Widespread application of islet transplantation as a cure for type 1 Diabetes Mellitus patients is limited mainly due to the need for life-long immunosuppression associated with serious side effects. Immunoisolation by encapsulation of islets in semi-permeable membranes may overcome this issue as it allows for transplantation potentially obviating the need for immunosuppressive drug therapy. This work focuses on the development and validation of a model of the mass transfer and secretion kinetics of insulin – the major regulator of glucose homeostasis – in a new microwell membrane based encapsulation device for pancreatic islets. Due to the high number and complexity of parameters that determine the effectiveness of the device, the implementation of a reliable numerical model is of critical importance for optimization of the micro-confined bioengineered environment. The simultaneous solution of mass transfer and uptake/production reactions occurring through the polymeric membrane system and within the islets allows detailed description of the spatial distribution profiles of insulin, glucose, and oxygen with the aim to assure an adequate insulin dynamics. The simulation tool, experimentally validated, is used to improve the scaffold geometry with the aim to assure adequate responsiveness and function over time for future clinical implementation of the device.

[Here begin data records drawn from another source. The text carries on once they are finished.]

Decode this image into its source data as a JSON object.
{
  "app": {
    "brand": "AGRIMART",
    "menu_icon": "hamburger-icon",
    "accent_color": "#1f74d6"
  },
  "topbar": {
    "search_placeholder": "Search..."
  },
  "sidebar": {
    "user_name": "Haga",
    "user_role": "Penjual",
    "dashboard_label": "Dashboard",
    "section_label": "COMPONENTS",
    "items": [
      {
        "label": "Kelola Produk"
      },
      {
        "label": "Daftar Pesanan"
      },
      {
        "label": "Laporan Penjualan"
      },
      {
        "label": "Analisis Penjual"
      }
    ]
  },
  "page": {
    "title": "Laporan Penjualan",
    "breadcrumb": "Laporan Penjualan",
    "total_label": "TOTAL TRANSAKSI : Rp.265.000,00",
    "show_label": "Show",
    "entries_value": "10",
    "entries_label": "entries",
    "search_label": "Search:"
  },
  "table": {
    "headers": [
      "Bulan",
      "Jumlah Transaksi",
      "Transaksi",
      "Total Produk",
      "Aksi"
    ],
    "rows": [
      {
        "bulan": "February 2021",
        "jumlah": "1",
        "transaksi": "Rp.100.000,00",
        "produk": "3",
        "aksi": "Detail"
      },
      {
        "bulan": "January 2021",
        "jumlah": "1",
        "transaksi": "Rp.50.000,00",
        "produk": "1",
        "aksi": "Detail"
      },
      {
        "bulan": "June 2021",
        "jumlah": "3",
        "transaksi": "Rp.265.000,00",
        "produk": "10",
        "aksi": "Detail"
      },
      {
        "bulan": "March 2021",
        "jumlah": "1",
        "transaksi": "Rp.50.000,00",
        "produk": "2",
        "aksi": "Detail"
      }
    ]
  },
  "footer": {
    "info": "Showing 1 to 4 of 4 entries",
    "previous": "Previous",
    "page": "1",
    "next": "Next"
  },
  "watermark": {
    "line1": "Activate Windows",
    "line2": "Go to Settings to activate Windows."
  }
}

- Artificial pancreas
- Glucose-induced insulin secretion
- Membrane system
- Pancreatic islets